**Exercise details:**
Show every line in the entries below where the word "knowledge" appears.

[Excerpts from an interface dataset]
#####
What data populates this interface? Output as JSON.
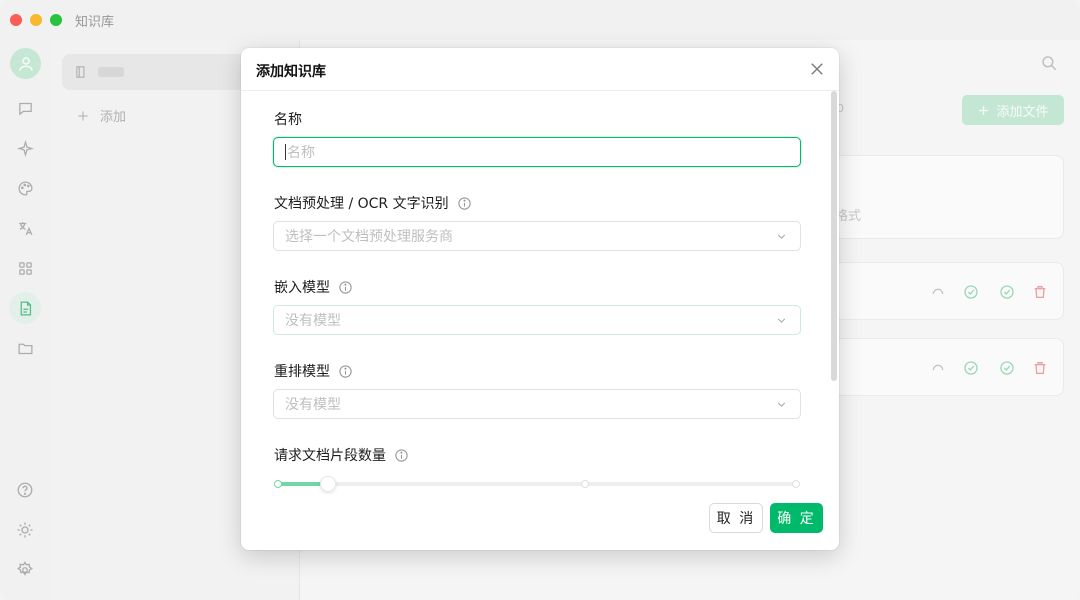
{
  "app": {
    "title": "知识库"
  },
  "colors": {
    "accent": "#00b96b",
    "danger": "#f08080"
  },
  "sidebar": {
    "icons": [
      "user-avatar",
      "chat-icon",
      "sparkle-icon",
      "palette-icon",
      "translate-icon",
      "apps-icon",
      "knowledge-icon",
      "folder-icon",
      "help-icon",
      "theme-icon",
      "settings-icon"
    ],
    "active": "knowledge-icon"
  },
  "kb_list": {
    "add_label": "添加"
  },
  "main": {
    "add_file_label": "添加文件",
    "format_hint": "格式",
    "truncated_text": "0"
  },
  "dialog": {
    "title": "添加知识库",
    "name": {
      "label": "名称",
      "placeholder": "名称",
      "value": ""
    },
    "preprocess": {
      "label": "文档预处理 / OCR 文字识别",
      "placeholder": "选择一个文档预处理服务商"
    },
    "embedding": {
      "label": "嵌入模型",
      "placeholder": "没有模型"
    },
    "rerank": {
      "label": "重排模型",
      "placeholder": "没有模型"
    },
    "chunks": {
      "label": "请求文档片段数量",
      "value_fraction": 0.1
    },
    "cancel_label": "取 消",
    "ok_label": "确 定"
  }
}
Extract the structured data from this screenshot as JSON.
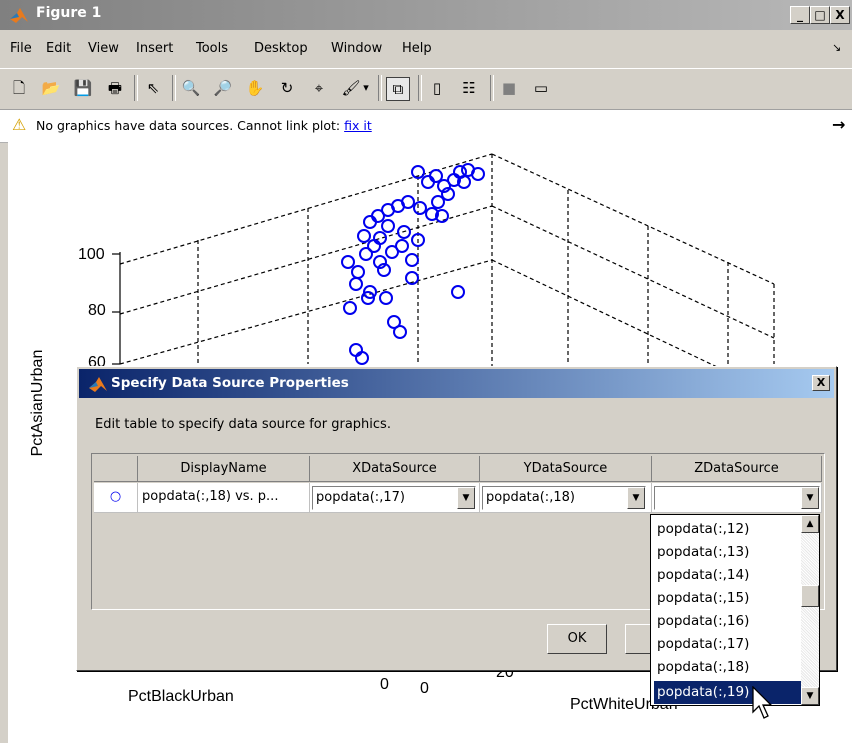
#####
**Result of this task:**
      "knowledge-icon",
    "active": "knowledge-icon"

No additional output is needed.